Exercise aim> Write out the records in full and without alteration, setting aside their pictures.

= Beginning of Section =

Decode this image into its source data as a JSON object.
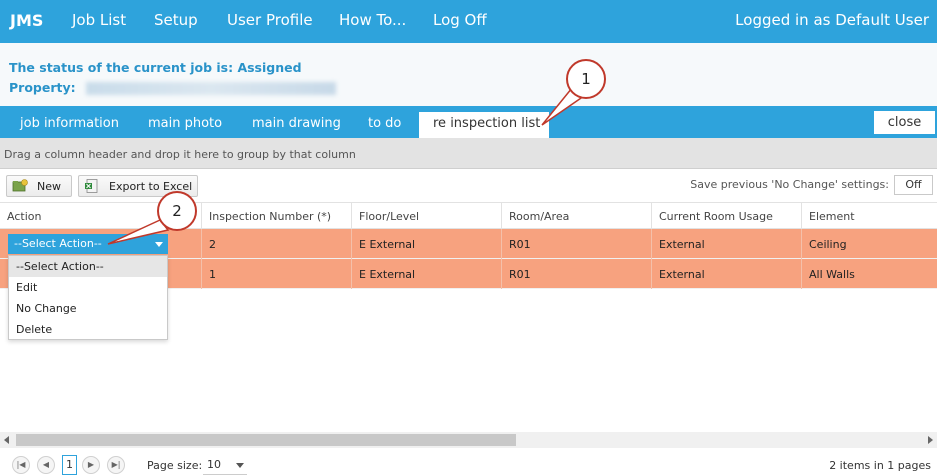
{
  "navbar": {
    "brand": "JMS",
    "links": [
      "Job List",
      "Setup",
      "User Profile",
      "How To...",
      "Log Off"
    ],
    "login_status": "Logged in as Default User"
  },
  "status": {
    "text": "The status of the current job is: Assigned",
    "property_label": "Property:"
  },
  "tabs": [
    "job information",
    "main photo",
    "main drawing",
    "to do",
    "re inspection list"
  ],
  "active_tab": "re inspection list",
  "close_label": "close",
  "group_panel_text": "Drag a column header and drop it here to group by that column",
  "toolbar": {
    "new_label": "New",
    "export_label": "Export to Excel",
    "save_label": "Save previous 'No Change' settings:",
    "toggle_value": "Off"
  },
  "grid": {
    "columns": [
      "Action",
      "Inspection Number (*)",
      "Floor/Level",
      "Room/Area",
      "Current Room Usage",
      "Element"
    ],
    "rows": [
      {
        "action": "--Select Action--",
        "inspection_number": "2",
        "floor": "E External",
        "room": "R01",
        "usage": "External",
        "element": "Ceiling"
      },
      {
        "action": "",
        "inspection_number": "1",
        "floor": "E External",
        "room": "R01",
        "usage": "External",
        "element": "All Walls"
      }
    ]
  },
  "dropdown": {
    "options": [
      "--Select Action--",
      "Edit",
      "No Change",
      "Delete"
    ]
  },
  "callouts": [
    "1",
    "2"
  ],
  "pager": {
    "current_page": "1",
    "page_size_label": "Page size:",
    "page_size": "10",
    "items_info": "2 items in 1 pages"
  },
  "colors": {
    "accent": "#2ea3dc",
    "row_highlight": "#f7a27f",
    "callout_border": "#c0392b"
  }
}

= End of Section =

Your solution>
Decode this image into its source data as a JSON object.
{
  "navbar": {
    "brand": "JMS",
    "links": [
      "Job List",
      "Setup",
      "User Profile",
      "How To...",
      "Log Off"
    ],
    "login_status": "Logged in as Default User"
  },
  "status": {
    "text": "The status of the current job is: Assigned",
    "property_label": "Property:"
  },
  "tabs": [
    "job information",
    "main photo",
    "main drawing",
    "to do",
    "re inspection list"
  ],
  "active_tab": "re inspection list",
  "close_label": "close",
  "group_panel_text": "Drag a column header and drop it here to group by that column",
  "toolbar": {
    "new_label": "New",
    "export_label": "Export to Excel",
    "save_label": "Save previous 'No Change' settings:",
    "toggle_value": "Off"
  },
  "grid": {
    "columns": [
      "Action",
      "Inspection Number (*)",
      "Floor/Level",
      "Room/Area",
      "Current Room Usage",
      "Element"
    ],
    "rows": [
      {
        "action": "--Select Action--",
        "inspection_number": "2",
        "floor": "E External",
        "room": "R01",
        "usage": "External",
        "element": "Ceiling"
      },
      {
        "action": "",
        "inspection_number": "1",
        "floor": "E External",
        "room": "R01",
        "usage": "External",
        "element": "All Walls"
      }
    ]
  },
  "dropdown": {
    "options": [
      "--Select Action--",
      "Edit",
      "No Change",
      "Delete"
    ]
  },
  "callouts": [
    "1",
    "2"
  ],
  "pager": {
    "current_page": "1",
    "page_size_label": "Page size:",
    "page_size": "10",
    "items_info": "2 items in 1 pages"
  },
  "colors": {
    "accent": "#2ea3dc",
    "row_highlight": "#f7a27f",
    "callout_border": "#c0392b"
  }
}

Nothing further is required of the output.